Task goal:
If a line of the data below contains the string "progress", copy it into your answer.
Top of Raw data
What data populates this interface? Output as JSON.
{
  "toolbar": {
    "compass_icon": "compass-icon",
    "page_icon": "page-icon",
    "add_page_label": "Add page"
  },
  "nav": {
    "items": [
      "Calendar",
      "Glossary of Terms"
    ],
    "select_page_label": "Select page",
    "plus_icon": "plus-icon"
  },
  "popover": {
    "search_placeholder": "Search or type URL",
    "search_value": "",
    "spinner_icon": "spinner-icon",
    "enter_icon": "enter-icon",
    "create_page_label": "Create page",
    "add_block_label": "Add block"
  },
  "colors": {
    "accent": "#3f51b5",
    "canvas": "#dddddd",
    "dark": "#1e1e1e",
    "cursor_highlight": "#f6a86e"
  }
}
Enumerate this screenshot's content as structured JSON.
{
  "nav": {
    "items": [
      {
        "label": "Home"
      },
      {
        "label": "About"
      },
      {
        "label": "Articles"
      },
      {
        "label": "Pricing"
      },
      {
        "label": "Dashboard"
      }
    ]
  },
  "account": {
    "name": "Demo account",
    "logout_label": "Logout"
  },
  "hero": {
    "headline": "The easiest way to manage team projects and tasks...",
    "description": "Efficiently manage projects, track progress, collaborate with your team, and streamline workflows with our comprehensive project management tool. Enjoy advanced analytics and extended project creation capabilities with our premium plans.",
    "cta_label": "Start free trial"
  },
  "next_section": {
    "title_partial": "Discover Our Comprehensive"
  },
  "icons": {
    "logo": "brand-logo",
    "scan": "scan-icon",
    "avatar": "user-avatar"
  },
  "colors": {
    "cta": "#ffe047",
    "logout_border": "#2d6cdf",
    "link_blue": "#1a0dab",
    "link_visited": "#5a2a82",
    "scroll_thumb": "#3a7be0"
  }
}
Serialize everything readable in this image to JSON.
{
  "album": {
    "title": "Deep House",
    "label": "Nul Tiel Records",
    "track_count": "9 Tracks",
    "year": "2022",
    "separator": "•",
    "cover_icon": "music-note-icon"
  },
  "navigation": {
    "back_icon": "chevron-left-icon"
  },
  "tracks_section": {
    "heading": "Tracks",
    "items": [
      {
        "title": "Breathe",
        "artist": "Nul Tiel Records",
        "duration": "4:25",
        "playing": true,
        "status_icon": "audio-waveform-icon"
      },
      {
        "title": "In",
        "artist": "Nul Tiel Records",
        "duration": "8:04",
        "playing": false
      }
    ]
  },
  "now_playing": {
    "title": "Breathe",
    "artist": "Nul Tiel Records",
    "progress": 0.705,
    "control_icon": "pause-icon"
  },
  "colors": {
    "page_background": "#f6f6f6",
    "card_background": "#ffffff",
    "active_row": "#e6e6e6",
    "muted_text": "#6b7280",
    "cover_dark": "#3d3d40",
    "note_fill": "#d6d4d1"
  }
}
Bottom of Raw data
Result for this exercise:
    "description": "Efficiently manage projects, track progress, collaborate with your team, and streamline workflows with our comprehensive project management tool. Enjoy advanced analytics and extended project creation capabilities with our premium plans.",
    "progress": 0.705,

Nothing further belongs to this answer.